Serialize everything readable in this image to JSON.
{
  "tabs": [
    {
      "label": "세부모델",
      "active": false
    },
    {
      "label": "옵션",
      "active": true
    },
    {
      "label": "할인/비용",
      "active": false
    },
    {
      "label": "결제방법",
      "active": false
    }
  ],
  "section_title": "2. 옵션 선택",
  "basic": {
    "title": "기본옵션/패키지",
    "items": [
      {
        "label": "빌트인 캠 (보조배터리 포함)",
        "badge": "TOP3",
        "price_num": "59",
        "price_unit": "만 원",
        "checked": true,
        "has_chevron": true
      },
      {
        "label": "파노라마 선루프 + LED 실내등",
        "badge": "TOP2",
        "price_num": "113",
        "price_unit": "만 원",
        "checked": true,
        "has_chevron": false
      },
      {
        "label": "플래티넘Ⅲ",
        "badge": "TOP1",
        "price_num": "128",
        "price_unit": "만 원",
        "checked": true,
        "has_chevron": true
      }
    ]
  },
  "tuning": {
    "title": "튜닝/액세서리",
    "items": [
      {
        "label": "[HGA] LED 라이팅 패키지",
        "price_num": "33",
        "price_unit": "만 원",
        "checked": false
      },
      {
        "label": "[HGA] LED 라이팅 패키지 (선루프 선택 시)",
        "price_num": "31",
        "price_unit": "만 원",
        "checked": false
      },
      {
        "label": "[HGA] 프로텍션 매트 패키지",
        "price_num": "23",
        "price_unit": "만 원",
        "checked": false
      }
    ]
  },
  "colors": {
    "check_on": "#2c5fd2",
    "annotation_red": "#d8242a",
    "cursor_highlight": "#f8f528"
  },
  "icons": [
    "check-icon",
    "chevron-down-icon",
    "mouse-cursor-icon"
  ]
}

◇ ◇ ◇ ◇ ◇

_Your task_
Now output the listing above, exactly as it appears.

_Exercise output_
Serialize everything readable in this image to JSON.
{
  "tabs": [
    {
      "label": "세부모델",
      "active": false
    },
    {
      "label": "옵션",
      "active": true
    },
    {
      "label": "할인/비용",
      "active": false
    },
    {
      "label": "결제방법",
      "active": false
    }
  ],
  "section_title": "2. 옵션 선택",
  "basic": {
    "title": "기본옵션/패키지",
    "items": [
      {
        "label": "빌트인 캠 (보조배터리 포함)",
        "badge": "TOP3",
        "price_num": "59",
        "price_unit": "만 원",
        "checked": true,
        "has_chevron": true
      },
      {
        "label": "파노라마 선루프 + LED 실내등",
        "badge": "TOP2",
        "price_num": "113",
        "price_unit": "만 원",
        "checked": true,
        "has_chevron": false
      },
      {
        "label": "플래티넘Ⅲ",
        "badge": "TOP1",
        "price_num": "128",
        "price_unit": "만 원",
        "checked": true,
        "has_chevron": true
      }
    ]
  },
  "tuning": {
    "title": "튜닝/액세서리",
    "items": [
      {
        "label": "[HGA] LED 라이팅 패키지",
        "price_num": "33",
        "price_unit": "만 원",
        "checked": false
      },
      {
        "label": "[HGA] LED 라이팅 패키지 (선루프 선택 시)",
        "price_num": "31",
        "price_unit": "만 원",
        "checked": false
      },
      {
        "label": "[HGA] 프로텍션 매트 패키지",
        "price_num": "23",
        "price_unit": "만 원",
        "checked": false
      }
    ]
  },
  "colors": {
    "check_on": "#2c5fd2",
    "annotation_red": "#d8242a",
    "cursor_highlight": "#f8f528"
  },
  "icons": [
    "check-icon",
    "chevron-down-icon",
    "mouse-cursor-icon"
  ]
}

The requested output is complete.